That’s true in Nature, Ran says, but also in communities (we’ll see that Ran likes when human structures mirror the physical universe; we’ll have to think about why that would appeal to him). Human communities combine lesser individuals into a greater whole, diluting members’ failings, just like natural materials join together to produce a greater whole. I have this flaw, you have another, but none of these are characteristic of the whole, and are therefore lost in the bigger picture.
For Ran, that is why Sotah 40a adjures us to treat communities with awe. It was also one reason Moshe Rabbenu was punished for hitting the rock—he had, just before, called the Jews’ morim, rebels, which Ran saw as disrespectful to the community. (We’ll see the rock again in a later Derasha.)
When members of a group share a positive quality, their combination will reinforce that
Combination isn’t always a boon; it can be dangerous. For Ran, the Tower of Babel was an example. Since the people building the Tower were all evil in similar ways, joining them made that even more prominent. Hashem dispersed them as a preventive measure, not a punishment, to avoid the concentrated amplification of a group united in idolatry.
This works in reverse as well—when members of a group share a positive quality, their combination will reinforce that. Friends who share a set of common positive goals and values will, in their combination, achieve a synergy that is greater than the sum of their parts.
So What’s So Good About Community?
Ran would seem to have painted himself into a corner, yet he doesn’t realize or address it. If communities and other combinations heighten shared qualities, good or bad, and dampen uncommon qualities, good or bad, it would seem to be a wash. Isn’t it equally likely that combining will lead to worse results? Why should Hashem favor communities?

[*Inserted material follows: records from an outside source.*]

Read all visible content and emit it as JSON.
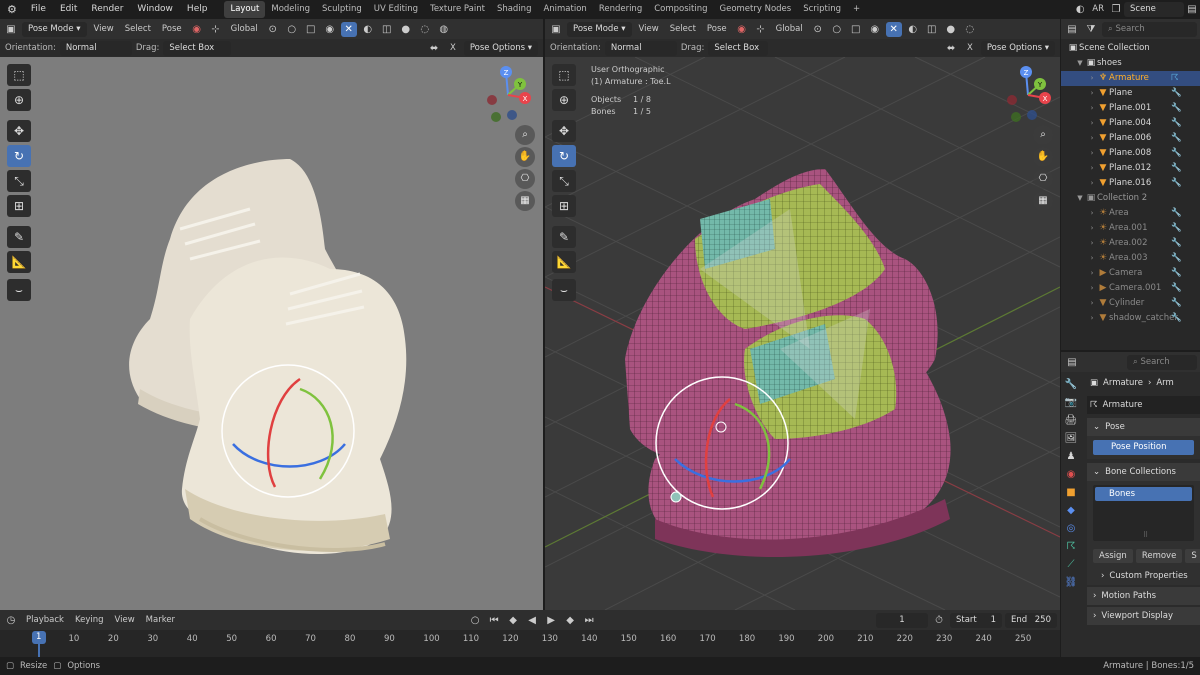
{
  "topbar": {
    "menus": [
      "File",
      "Edit",
      "Render",
      "Window",
      "Help"
    ],
    "workspaces": [
      "Layout",
      "Modeling",
      "Sculpting",
      "UV Editing",
      "Texture Paint",
      "Shading",
      "Animation",
      "Rendering",
      "Compositing",
      "Geometry Nodes",
      "Scripting"
    ],
    "active_workspace": "Layout",
    "add_label": "+",
    "ar_label": "AR",
    "scene_label": "Scene"
  },
  "viewport_left": {
    "mode": "Pose Mode",
    "menus": [
      "View",
      "Select",
      "Pose"
    ],
    "transform": "Global",
    "orientation_label": "Orientation:",
    "orientation_value": "Normal",
    "drag_label": "Drag:",
    "drag_value": "Select Box",
    "x_label": "X",
    "options": "Pose Options"
  },
  "viewport_right": {
    "mode": "Pose Mode",
    "menus": [
      "View",
      "Select",
      "Pose"
    ],
    "transform": "Global",
    "orientation_label": "Orientation:",
    "orientation_value": "Normal",
    "drag_label": "Drag:",
    "drag_value": "Select Box",
    "x_label": "X",
    "options": "Pose Options",
    "overlay_title": "User Orthographic",
    "overlay_sub": "(1) Armature : Toe.L",
    "objects_label": "Objects",
    "objects_value": "1 / 8",
    "bones_label": "Bones",
    "bones_value": "1 / 5"
  },
  "gizmo": {
    "z": "Z",
    "y": "Y",
    "x": "X"
  },
  "outliner": {
    "search_placeholder": "Search",
    "root": "Scene Collection",
    "collection1": "shoes",
    "items1": [
      "Armature",
      "Plane",
      "Plane.001",
      "Plane.004",
      "Plane.006",
      "Plane.008",
      "Plane.012",
      "Plane.016"
    ],
    "collection2": "Collection 2",
    "items2": [
      "Area",
      "Area.001",
      "Area.002",
      "Area.003",
      "Camera",
      "Camera.001",
      "Cylinder",
      "shadow_catcher"
    ]
  },
  "properties": {
    "search_placeholder": "Search",
    "breadcrumb_1": "Armature",
    "breadcrumb_2": "Arm",
    "data_name": "Armature",
    "pose_panel": "Pose",
    "pose_position": "Pose Position",
    "bone_collections_panel": "Bone Collections",
    "bones_item": "Bones",
    "assign": "Assign",
    "remove": "Remove",
    "s_btn": "S",
    "custom_properties": "Custom Properties",
    "motion_paths": "Motion Paths",
    "viewport_display": "Viewport Display"
  },
  "timeline": {
    "menus": [
      "Playback",
      "Keying",
      "View",
      "Marker"
    ],
    "current_frame": "1",
    "start_label": "Start",
    "start_value": "1",
    "end_label": "End",
    "end_value": "250",
    "ticks": [
      "1",
      "10",
      "20",
      "30",
      "40",
      "50",
      "60",
      "70",
      "80",
      "90",
      "100",
      "110",
      "120",
      "130",
      "140",
      "150",
      "160",
      "170",
      "180",
      "190",
      "200",
      "210",
      "220",
      "230",
      "240",
      "250"
    ]
  },
  "statusbar": {
    "resize": "Resize",
    "options": "Options",
    "info": "Armature | Bones:1/5"
  },
  "colors": {
    "accent": "#4772b3",
    "active_object": "#ffaf29",
    "mesh_pink": "#a9537f",
    "mesh_green": "#9fb84e",
    "mesh_teal": "#6fb8a8"
  }
}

I suspect he would give two answers. First, he never explicitly said communities suppress the good qualities of the individual, and he may not have believed that—it makes sense that communal judgment plays a role. A community would encourage the expression of good qualities, even if they’re not widely shared. And it would discourage bad qualities, thereby removing their combinatory force.
Second, Ran may have assumed that good qualities are more often shared than bad ones—there are many, many ways to be lacking, but good occupies a narrower band. If so, groups of people will be more likely to share good qualities than bad.
Aside from the utilitarian value of communities helping us highlight the good and avoid the bad within ourselves, Ran also seems to see an imitatio Dei element. He doesn’t focus on it here, so neither will I, but his talk reveals a clear pleasure in the fact that our social activity mimics nature’s workings. For someone who believes that Hashem set up nature, human beings’ imitating that was also a positive.
The Question for Us
This is only the first piece of this derasha, but it already leaves us a set of questions to ask ourselves, in this case regarding our own communities. Are those communities– do we even want them to be– groupings that highlight shared (or even our unique) good qualities? Or are they, like the generation of the Tower, a grouping that brings a negative quality to the fore?
Ran’s idea suggests we might also ask ourselves whether we have sought and/or found a community that best serves our needs. If, for example, we have personal weakness x, Ran would seem to say we should be careful to find a community where that is not common. The community we are part of might be good in general, but bad for us personally in that it will support and build on our poor qualities, not discourage them.
That’s our first foray into Ran, where he tries to link the natural and the social, arguing that combinations are crucial to both. It leaves us reminded to consider well who we combine with, not only whether they are good people themselves, overall, but also whether they are the kind of people who will help us become as good as we can be, and with whom we can build the greatest possible whole.